DATASET RECORDS below:
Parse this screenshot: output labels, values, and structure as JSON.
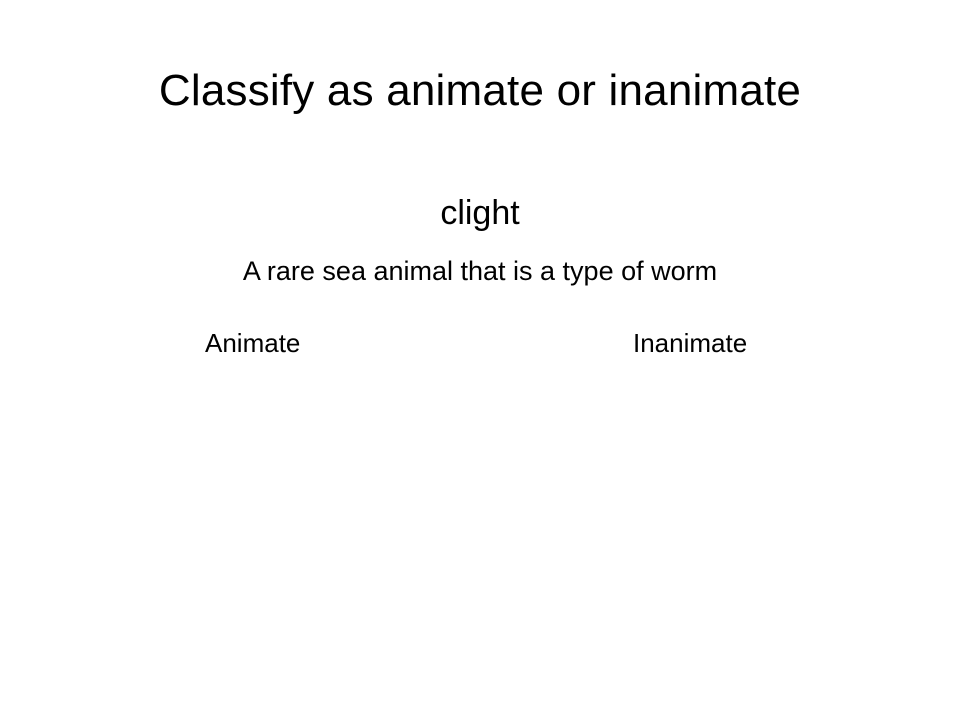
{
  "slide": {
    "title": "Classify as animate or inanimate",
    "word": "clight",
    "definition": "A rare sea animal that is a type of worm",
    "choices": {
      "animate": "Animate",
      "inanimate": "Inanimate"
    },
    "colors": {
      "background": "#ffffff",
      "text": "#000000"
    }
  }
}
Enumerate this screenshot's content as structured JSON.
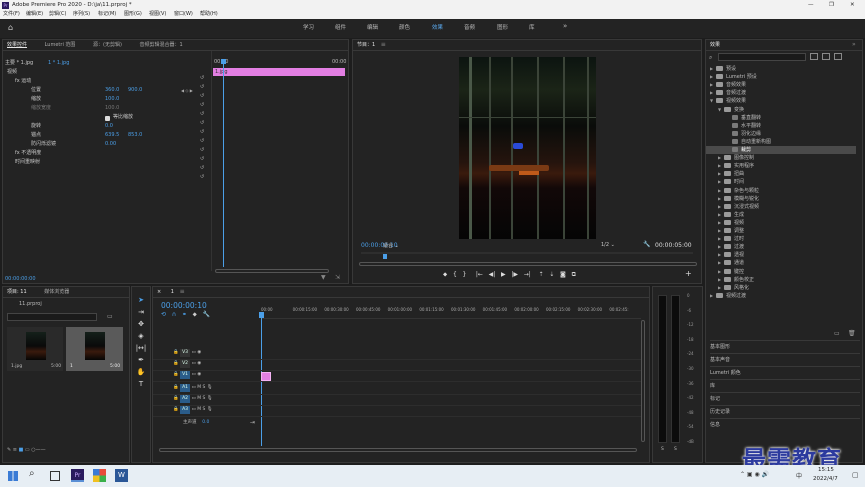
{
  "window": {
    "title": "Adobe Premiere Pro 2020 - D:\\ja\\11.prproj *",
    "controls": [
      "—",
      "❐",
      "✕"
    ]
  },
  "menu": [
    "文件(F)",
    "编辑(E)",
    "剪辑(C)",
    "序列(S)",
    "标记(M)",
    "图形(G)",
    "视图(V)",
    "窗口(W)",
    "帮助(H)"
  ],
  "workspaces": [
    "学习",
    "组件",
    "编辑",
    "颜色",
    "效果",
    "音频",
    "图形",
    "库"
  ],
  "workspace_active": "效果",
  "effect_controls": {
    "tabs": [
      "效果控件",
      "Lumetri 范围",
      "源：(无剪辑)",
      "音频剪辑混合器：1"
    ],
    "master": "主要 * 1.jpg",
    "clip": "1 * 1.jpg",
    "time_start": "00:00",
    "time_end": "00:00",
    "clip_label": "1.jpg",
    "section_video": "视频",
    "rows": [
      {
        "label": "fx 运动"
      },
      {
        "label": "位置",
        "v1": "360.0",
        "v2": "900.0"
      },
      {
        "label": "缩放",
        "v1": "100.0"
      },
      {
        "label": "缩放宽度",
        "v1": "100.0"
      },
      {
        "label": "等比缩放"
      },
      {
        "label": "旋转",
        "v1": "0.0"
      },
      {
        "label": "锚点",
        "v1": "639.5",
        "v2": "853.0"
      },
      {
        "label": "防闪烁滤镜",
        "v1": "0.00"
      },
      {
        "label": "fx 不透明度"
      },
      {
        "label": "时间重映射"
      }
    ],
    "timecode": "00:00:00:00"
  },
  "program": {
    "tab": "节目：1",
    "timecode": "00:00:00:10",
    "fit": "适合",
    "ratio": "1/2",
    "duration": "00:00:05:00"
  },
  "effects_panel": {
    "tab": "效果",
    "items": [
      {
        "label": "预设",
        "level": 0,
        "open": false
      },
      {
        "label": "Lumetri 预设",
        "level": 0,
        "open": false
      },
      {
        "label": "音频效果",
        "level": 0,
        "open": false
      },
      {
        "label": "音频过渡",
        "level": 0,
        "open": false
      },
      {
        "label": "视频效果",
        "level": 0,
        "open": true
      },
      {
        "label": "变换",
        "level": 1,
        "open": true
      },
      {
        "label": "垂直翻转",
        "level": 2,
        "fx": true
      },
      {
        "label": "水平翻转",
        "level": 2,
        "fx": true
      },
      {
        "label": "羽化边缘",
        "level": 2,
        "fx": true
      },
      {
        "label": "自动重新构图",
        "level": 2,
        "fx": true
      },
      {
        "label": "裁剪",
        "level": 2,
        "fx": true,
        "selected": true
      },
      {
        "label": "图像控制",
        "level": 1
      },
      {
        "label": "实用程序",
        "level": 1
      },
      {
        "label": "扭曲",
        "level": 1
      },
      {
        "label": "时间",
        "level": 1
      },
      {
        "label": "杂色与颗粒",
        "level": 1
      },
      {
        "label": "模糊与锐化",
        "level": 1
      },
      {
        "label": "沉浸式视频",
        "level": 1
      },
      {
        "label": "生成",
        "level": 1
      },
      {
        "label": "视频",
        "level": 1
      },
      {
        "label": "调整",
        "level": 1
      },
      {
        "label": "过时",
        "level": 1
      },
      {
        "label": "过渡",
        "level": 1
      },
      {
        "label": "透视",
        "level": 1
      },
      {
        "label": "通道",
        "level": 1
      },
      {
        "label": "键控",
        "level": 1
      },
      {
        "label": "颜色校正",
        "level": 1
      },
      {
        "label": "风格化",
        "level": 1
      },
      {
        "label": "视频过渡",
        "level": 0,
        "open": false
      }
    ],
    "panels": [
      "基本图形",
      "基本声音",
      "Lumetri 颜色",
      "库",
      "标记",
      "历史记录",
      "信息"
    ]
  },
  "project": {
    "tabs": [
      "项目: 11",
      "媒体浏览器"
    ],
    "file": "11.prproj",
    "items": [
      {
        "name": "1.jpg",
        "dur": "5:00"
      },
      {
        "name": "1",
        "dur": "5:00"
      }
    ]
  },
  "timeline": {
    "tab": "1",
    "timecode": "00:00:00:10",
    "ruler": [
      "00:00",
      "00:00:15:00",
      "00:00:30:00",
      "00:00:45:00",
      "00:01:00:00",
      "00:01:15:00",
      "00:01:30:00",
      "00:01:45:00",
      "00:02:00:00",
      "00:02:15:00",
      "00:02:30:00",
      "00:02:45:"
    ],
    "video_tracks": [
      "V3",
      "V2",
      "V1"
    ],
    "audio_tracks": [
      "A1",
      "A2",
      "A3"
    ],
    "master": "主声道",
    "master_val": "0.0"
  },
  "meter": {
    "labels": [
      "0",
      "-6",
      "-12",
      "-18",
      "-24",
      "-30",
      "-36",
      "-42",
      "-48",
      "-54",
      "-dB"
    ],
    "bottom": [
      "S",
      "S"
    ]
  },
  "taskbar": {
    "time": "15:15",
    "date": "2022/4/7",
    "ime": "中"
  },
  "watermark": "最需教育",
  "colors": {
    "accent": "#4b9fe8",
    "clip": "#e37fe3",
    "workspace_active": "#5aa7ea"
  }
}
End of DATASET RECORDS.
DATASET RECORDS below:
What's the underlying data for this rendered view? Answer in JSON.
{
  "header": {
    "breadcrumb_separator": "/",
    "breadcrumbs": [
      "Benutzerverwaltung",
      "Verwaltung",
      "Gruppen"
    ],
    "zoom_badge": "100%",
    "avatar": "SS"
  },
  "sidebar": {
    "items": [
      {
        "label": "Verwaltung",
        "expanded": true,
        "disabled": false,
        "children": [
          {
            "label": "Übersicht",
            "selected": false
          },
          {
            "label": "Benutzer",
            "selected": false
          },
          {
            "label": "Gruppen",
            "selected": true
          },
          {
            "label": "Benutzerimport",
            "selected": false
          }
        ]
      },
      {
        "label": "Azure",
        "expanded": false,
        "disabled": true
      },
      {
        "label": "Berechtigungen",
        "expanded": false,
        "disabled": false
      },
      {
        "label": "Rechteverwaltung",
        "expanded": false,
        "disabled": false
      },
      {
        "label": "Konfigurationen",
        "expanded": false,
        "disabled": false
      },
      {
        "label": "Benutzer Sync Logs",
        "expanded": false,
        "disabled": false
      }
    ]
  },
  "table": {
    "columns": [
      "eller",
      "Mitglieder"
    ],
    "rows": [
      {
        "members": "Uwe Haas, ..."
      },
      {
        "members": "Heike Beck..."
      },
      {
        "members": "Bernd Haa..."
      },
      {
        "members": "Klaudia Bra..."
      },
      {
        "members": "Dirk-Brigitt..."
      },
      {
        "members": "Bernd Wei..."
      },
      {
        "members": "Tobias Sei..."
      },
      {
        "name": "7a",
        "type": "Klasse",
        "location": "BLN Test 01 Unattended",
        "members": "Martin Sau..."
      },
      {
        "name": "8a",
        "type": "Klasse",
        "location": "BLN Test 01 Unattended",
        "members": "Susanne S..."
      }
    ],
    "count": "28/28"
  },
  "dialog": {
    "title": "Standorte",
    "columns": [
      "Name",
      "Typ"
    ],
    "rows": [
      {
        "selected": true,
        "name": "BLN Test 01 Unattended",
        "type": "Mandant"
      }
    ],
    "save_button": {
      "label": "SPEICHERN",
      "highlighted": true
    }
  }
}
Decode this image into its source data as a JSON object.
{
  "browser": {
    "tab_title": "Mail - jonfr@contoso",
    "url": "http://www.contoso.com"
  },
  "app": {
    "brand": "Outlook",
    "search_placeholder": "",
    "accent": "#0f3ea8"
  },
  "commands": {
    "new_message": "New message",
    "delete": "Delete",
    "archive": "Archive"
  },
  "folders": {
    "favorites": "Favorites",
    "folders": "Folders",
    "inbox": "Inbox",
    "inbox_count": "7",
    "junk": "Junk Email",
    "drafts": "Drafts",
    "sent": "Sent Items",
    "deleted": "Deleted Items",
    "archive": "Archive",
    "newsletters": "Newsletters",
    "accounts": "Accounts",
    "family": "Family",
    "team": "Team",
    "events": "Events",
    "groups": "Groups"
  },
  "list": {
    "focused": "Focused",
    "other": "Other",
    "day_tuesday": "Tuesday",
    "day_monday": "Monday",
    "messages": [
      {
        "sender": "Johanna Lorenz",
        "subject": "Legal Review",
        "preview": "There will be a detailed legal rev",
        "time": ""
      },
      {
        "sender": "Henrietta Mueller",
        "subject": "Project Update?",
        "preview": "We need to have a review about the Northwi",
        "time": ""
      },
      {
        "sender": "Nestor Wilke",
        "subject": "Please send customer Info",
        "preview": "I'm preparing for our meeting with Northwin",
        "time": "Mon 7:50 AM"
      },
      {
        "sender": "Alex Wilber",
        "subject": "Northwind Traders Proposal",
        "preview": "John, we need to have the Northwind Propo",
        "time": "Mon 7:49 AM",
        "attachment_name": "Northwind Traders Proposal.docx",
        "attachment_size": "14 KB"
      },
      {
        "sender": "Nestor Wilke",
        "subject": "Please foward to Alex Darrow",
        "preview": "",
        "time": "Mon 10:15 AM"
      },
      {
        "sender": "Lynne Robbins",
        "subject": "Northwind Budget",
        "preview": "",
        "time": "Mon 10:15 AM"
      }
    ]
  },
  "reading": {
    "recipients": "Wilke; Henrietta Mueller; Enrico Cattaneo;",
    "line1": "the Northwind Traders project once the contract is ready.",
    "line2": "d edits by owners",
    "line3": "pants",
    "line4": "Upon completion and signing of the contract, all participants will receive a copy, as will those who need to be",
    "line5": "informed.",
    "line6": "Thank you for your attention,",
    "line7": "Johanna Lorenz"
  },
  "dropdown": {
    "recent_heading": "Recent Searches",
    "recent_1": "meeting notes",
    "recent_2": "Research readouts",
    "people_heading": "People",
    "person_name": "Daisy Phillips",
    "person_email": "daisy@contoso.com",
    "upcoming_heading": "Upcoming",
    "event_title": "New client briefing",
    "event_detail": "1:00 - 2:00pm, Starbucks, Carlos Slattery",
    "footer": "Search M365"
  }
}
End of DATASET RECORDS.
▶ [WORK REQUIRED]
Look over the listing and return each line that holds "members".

▶ [RESULT OF THE TASK]
        "members": "Uwe Haas, ..."
        "members": "Heike Beck..."
        "members": "Bernd Haa..."
        "members": "Klaudia Bra..."
        "members": "Dirk-Brigitt..."
        "members": "Bernd Wei..."
        "members": "Tobias Sei..."
        "members": "Martin Sau..."
        "members": "Susanne S..."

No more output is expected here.